Reflecting on how her children are affected by military life, Linda said, “Children are affected by the frequent moving, the absence of the military parent, and the aftermath of post-traumatic stress disorder.” Linda pointed out that not all the problems are apparent or even visible. She explained, “One of the major issues affecting service members, veterans, and their families is the long-lasting impact of both visible and invisible wounds. The stress experienced by a child of a service member is often overlooked. These children face challenges and adversities that someone their age should not have to handle.”
On the bright side, though, there are beneficial traits that the children learn when living in a military family. Linda explained, “Military children learn to be resilient. They learn to make new friends no matter where they are.” This is a necessity, given the amount of moving they do. Linda observed that because of their unique lives, “I believe military kids learn to try new things. They learn that change is a part of life, but that there are consistencies even within the change.

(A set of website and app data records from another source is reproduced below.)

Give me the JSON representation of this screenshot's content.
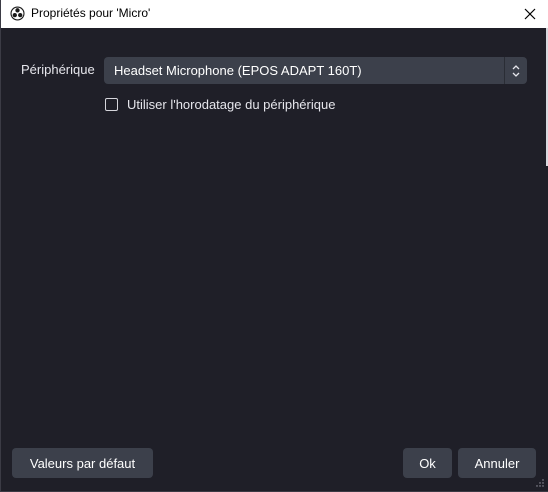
{
  "window": {
    "title": "Propriétés pour 'Micro'"
  },
  "device": {
    "label": "Périphérique",
    "selected": "Headset Microphone (EPOS ADAPT 160T)"
  },
  "options": {
    "timestamp_label": "Utiliser l'horodatage du périphérique",
    "timestamp_checked": false
  },
  "buttons": {
    "defaults": "Valeurs par défaut",
    "ok": "Ok",
    "cancel": "Annuler"
  },
  "icons": {
    "app": "obs-logo-icon",
    "close": "close-icon",
    "spin": "up-down-arrows-icon",
    "grip": "resize-grip-icon"
  },
  "colors": {
    "background": "#1f1f28",
    "control": "#3c404b",
    "text": "#e6e6ec"
  }
}
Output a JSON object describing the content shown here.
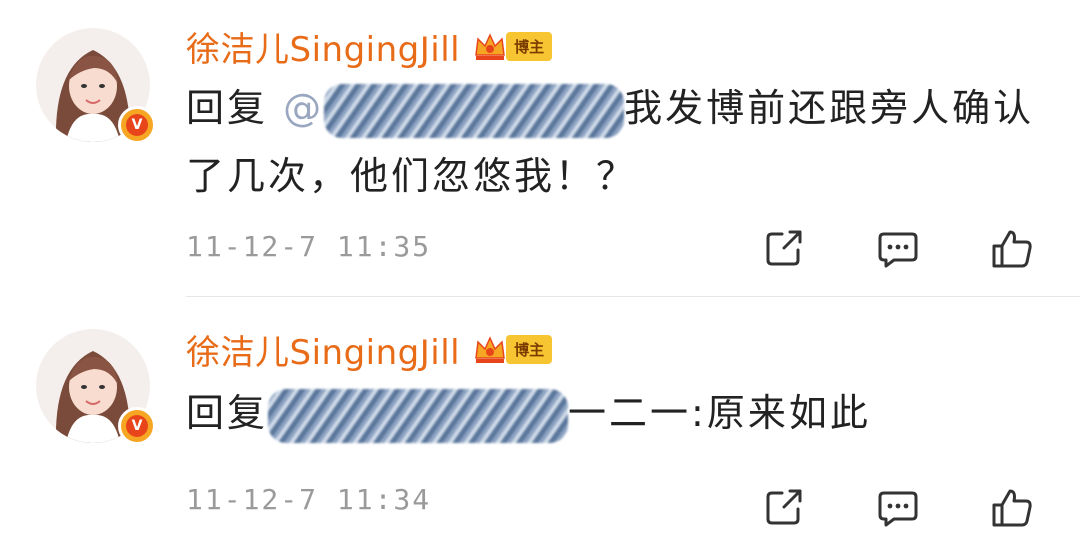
{
  "comments": [
    {
      "username": "徐洁儿SingingJill",
      "badge": "博主",
      "reply_prefix": "回复",
      "mention_visible": "@",
      "text_after": "我发博前还跟旁人确认了几次，他们忽悠我！？",
      "time": "11-12-7 11:35",
      "colors": {
        "name": "#e86b18",
        "meta": "#9a9a9a"
      }
    },
    {
      "username": "徐洁儿SingingJill",
      "badge": "博主",
      "reply_prefix": "回复",
      "mention_visible": "",
      "text_after": "一二一:原来如此",
      "time": "11-12-7 11:34",
      "colors": {
        "name": "#e86b18",
        "meta": "#9a9a9a"
      }
    }
  ],
  "icons": {
    "share": "share-icon",
    "comment": "comment-icon",
    "like": "thumbs-up-icon",
    "verified": "verified-v-icon",
    "crown": "crown-icon"
  }
}
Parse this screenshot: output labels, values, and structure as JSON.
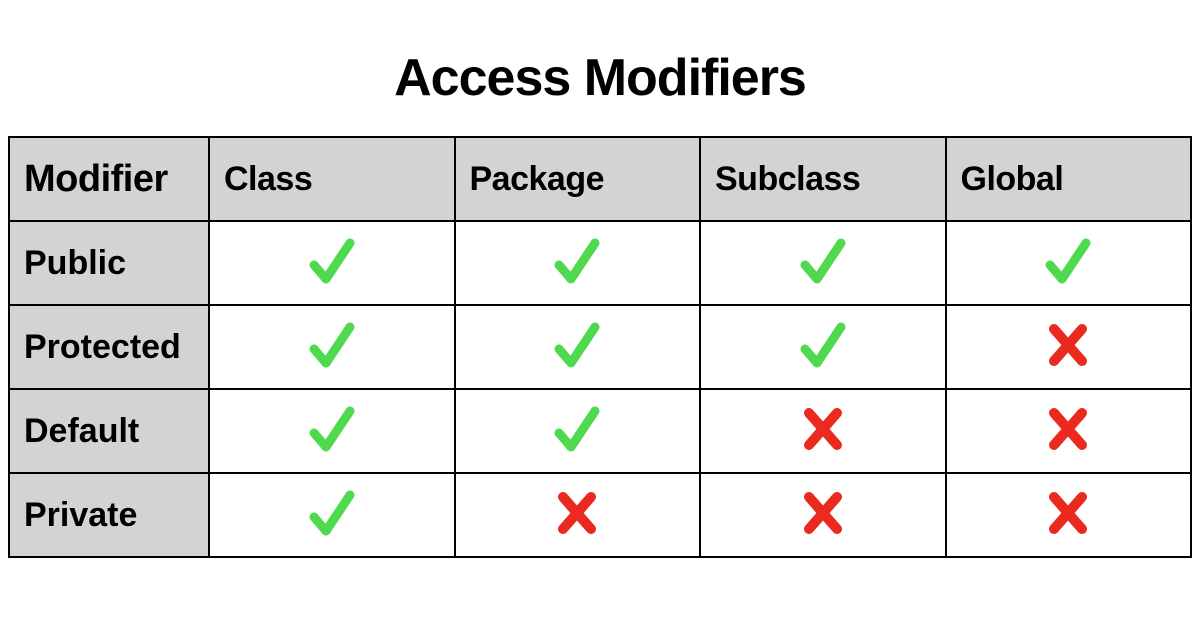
{
  "title": "Access Modifiers",
  "columns": [
    "Modifier",
    "Class",
    "Package",
    "Subclass",
    "Global"
  ],
  "rows": [
    {
      "label": "Public",
      "values": [
        "check",
        "check",
        "check",
        "check"
      ]
    },
    {
      "label": "Protected",
      "values": [
        "check",
        "check",
        "check",
        "cross"
      ]
    },
    {
      "label": "Default",
      "values": [
        "check",
        "check",
        "cross",
        "cross"
      ]
    },
    {
      "label": "Private",
      "values": [
        "check",
        "cross",
        "cross",
        "cross"
      ]
    }
  ],
  "colors": {
    "check": "#4fd94f",
    "cross": "#ea2a1f"
  }
}
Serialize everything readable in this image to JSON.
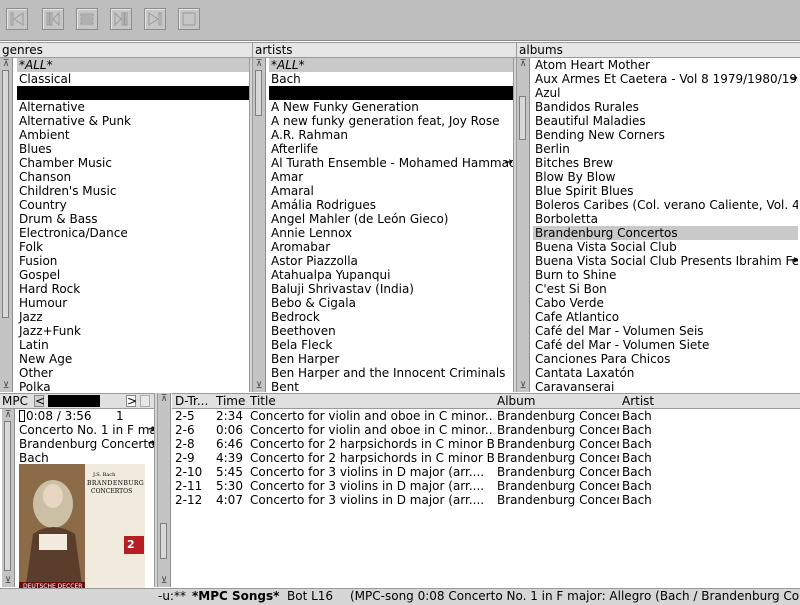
{
  "toolbar": {
    "buttons": [
      {
        "name": "first-track-icon"
      },
      {
        "name": "previous-track-icon"
      },
      {
        "name": "pause-icon"
      },
      {
        "name": "next-track-icon"
      },
      {
        "name": "last-track-icon"
      },
      {
        "name": "stop-icon"
      }
    ]
  },
  "genres": {
    "header": "genres",
    "items": [
      "*ALL*",
      "Classical",
      "",
      "Alternative",
      "Alternative & Punk",
      "Ambient",
      "Blues",
      "Chamber Music",
      "Chanson",
      "Children's Music",
      "Country",
      "Drum & Bass",
      "Electronica/Dance",
      "Folk",
      "Fusion",
      "Gospel",
      "Hard Rock",
      "Humour",
      "Jazz",
      "Jazz+Funk",
      "Latin",
      "New Age",
      "Other",
      "Polka"
    ]
  },
  "artists": {
    "header": "artists",
    "items": [
      "*ALL*",
      "Bach",
      "",
      "A New Funky Generation",
      "A new funky generation feat, Joy Rose",
      "A.R. Rahman",
      "Afterlife",
      "Al Turath Ensemble - Mohamed Hammadye",
      "Amar",
      "Amaral",
      "Amália Rodrigues",
      "Angel Mahler (de León Gieco)",
      "Annie Lennox",
      "Aromabar",
      "Astor Piazzolla",
      "Atahualpa Yupanqui",
      "Baluji Shrivastav (India)",
      "Bebo & Cigala",
      "Bedrock",
      "Beethoven",
      "Bela Fleck",
      "Ben Harper",
      "Ben Harper and the Innocent Criminals",
      "Bent"
    ]
  },
  "albums": {
    "header": "albums",
    "items": [
      "Atom Heart Mother",
      "Aux Armes Et Caetera - Vol 8 1979/1980/198",
      "Azul",
      "Bandidos Rurales",
      "Beautiful Maladies",
      "Bending New Corners",
      "Berlin",
      "Bitches Brew",
      "Blow By Blow",
      "Blue Spirit Blues",
      "Boleros Caribes (Col. verano Caliente, Vol. 4)",
      "Borboletta",
      "Brandenburg Concertos",
      "Buena Vista Social Club",
      "Buena Vista Social Club Presents Ibrahim Fer",
      "Burn to Shine",
      "C'est Si Bon",
      "Cabo Verde",
      "Cafe Atlantico",
      "Café del Mar - Volumen Seis",
      "Café del Mar - Volumen Siete",
      "Canciones Para Chicos",
      "Cantata Laxatón",
      "Caravanserai"
    ]
  },
  "player": {
    "header_label": "MPC",
    "prev_button": "<",
    "next_button": ">",
    "time": "0:08 /  3:56",
    "track_no": "1",
    "title": "Concerto No. 1 in F ma",
    "album": "Brandenburg Concertos",
    "artist": "Bach",
    "cover": {
      "line1": "J.S. Bach",
      "line2": "BRANDENBURG",
      "line3": "CONCERTOS",
      "badge": "2",
      "footer": "DEUTSCHE DECCER"
    }
  },
  "songs": {
    "columns": [
      "D-Tr...",
      "Time",
      "Title",
      "Album",
      "Artist"
    ],
    "rows": [
      {
        "track": "2-5",
        "time": "2:34",
        "title": "Concerto for violin and oboe in C minor...",
        "album": "Brandenburg Concert...",
        "artist": "Bach"
      },
      {
        "track": "2-6",
        "time": "0:06",
        "title": "Concerto for violin and oboe in C minor...",
        "album": "Brandenburg Concert...",
        "artist": "Bach"
      },
      {
        "track": "2-8",
        "time": "6:46",
        "title": "Concerto for 2 harpsichords in C minor B...",
        "album": "Brandenburg Concert...",
        "artist": "Bach"
      },
      {
        "track": "2-9",
        "time": "4:39",
        "title": "Concerto for 2 harpsichords in C minor B...",
        "album": "Brandenburg Concert...",
        "artist": "Bach"
      },
      {
        "track": "2-10",
        "time": "5:45",
        "title": "Concerto for 3 violins in D major (arr....",
        "album": "Brandenburg Concert...",
        "artist": "Bach"
      },
      {
        "track": "2-11",
        "time": "5:30",
        "title": "Concerto for 3 violins in D major (arr....",
        "album": "Brandenburg Concert...",
        "artist": "Bach"
      },
      {
        "track": "2-12",
        "time": "4:07",
        "title": "Concerto for 3 violins in D major (arr....",
        "album": "Brandenburg Concert...",
        "artist": "Bach"
      }
    ]
  },
  "modeline": {
    "prefix": "-u:**",
    "buffer": "*MPC Songs*",
    "position": "Bot L16",
    "mode": "(MPC-song  0:08 Concerto No. 1 in F major: Allegro (Bach / Brandenburg Conce"
  }
}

“Thank God for our Faith!” No matter what the situation, “our faith and trust in God doesn’t change,” Linda points out. “My children have learned that there are Catholic churches everywhere — sometimes you just have to look a little harder to find one, but you can always find a Mass if you can access the Internet!”
So, what can we do? At Memorial Day time and hopefully afterward too, pray for these heroic families. When out and about, if you see someone in their military uniform or fatigues, don’t hesitate to stop to say, “Hello”and heartily thank them for their heroic service. I suggest moving a bit beyond your comfort zone and tell them that you will pray for them. You will most likely make their day! Please remember the entire military family in your prayers. I encourage you on Memorial Day to pray at least a decade of the Rosary for these often forgotten military families. Include them in your future prayers as well.
As the Most Reverend Timothy P. Broglio, Archbishop for the Military Services, USA wrote in the foreword of my book,
“The reader will learn about real people and current situations. Even if you have no connection with the military you will learn what families and individuals sacrifice so that we can enjoy our way of life.”
That’s what we need to remember—their sacrifices enable us to enjoy our way of life. They deserve our prayers and help. May God bless each and every military family.
Copyright 2018 Donna Marie Cooper O’Boyle